We are very excited at the prospect of driving the product, marketing and overall vision of the network. It is a dream come true. Merge was a great stepping stone for us but we have outgrown them. We really need to forge our own path to continued success. The only way to do this is to stay true to our of core philosophy: partnering with our players.

The comment about Lock having outgrown Merge is particularly telling in all of this, and it seems like a thinly-veiled insult too. Back in early April, Lock Poker was excited about holding their first major tournament series – LockOPS. This event was set to offer $2 million over the course of 33 poker tournaments, until it was stopped by Merge Gaming on April 23rd.

Lock wasn’t happy about this at all, and no specific reasons were ever given for what caused Merge to halt LockOPS. This being said, it’s interesting timing that Lock would leave their former network just a couple of weeks after the disagreement over LockOPS.

One thing that’s worth watching in this story is how both poker entities do following their split. Lock is one of the biggest sites on Merge – the biggest according to them – and this will take a huge chunk out of the network’s traffic. Going further, many will be interested in how Lock Poker does on their own, with the Cake Network as a new asset.

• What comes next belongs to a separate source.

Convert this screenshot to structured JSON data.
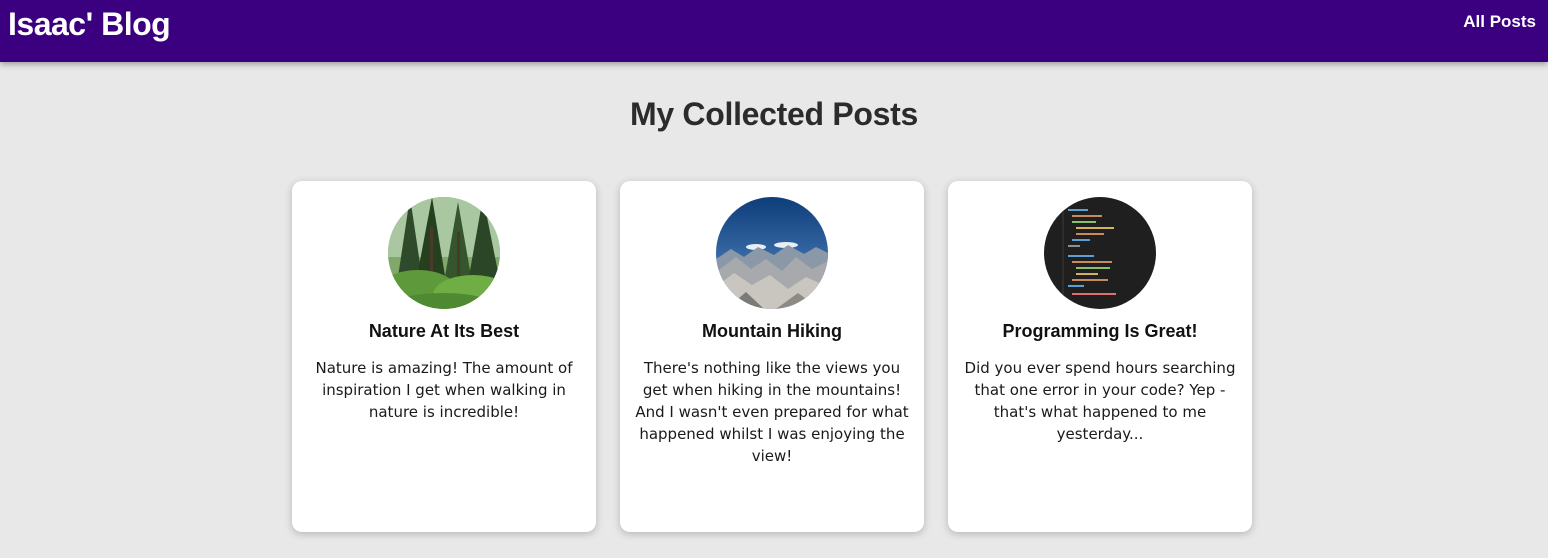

DOJ really after Merge Network?

Thursday, September 15th, 2011

One of the biggest poker stories to surface in the month of September is how the US Department of Justice is supposedly targeting the Merge Gaming Network, which includes Lock Poker, Carbon Poker, RPM Poker and others. The story broke from a website called Subject Poker as the writer, Noah Stephens-Davidowitz, said that a source gave him information on the potential bust.

Before we get into the specifics, it’s worth mentioning that this source was never actually mentioned in the story. In short, the writer put this article into question before it even got started with the anonymous source. Essentially, using anonymous sources like this isn’t far off from what tabloids and Hollywood gossip magazines do before printing an outrageous story like, “Arnold Swarzenegger pregnant with Twins!”

Moving to the actual article, Noah claimed the source told him that the US Attorney’s Office in Maryland was hot on Merge’s trail. He wrote:

According to our sources, the US Attorney’s Office for the District of Maryland plans to seize the assets of payment processors who facilitated transactions between the Merge Network and its US customers. It is unclear exactly which payment processors are reportedly being targeted, whether indictments are planned in addition to seizures, or whether the DOJ intends to seize domain names as well.

The sad part about all of this is that people actually took the article and its unnamed source at face value, and rushed to make withdrawals. This is definitely bad news for a host of reasons, including the fact that Merge Gaming has already had a difficult time processing all of the new customers. The influx of withdrawals certainly aren’t going to help matters. Going further, other poker sites have started to question whether or not Subject Poker has a hidden agenda by writing this malicious article.

PokerNewsBoy writer Gerry Poltorak said that the anonymous source also contacted him on Skype after Poltorak bashed Subject Poker. Poltorak wrote the following about what the source said when pressed for information:

Finally, I even offered to retract my article if this guy could provide any proof at all who he is:

4:24:04 PM] Robert: its all sealed
[4:24:08 PM] Robert: i can’t
[4:24:14 PM] Gerry Poltorak: id be happy to look over the proof and retract my post backing noah up
[4:24:54 PM] Robert: i can’t send any docs
[4:24:58 PM] Robert: on merge
[4:24:59 PM] Robert: sorry
[4:25:05 PM] Robert: i gotta run for now

So…he can send this stuff to Noah, but not to me? It’s sealed, but Noah got them.  Right.

Gambling911 was another doubter of this story’s legitimacy as they wrote: posted an article last week that was full of obvious agendas looking to take down either the Merge Poker Network or one of its main skins.

“We suspect the later,” said Costigan.

“It’s not so much the Merge Poker Network per se that is the target of this smear campaign, but one of its larger skins and we will leave it at that,” Costigan said.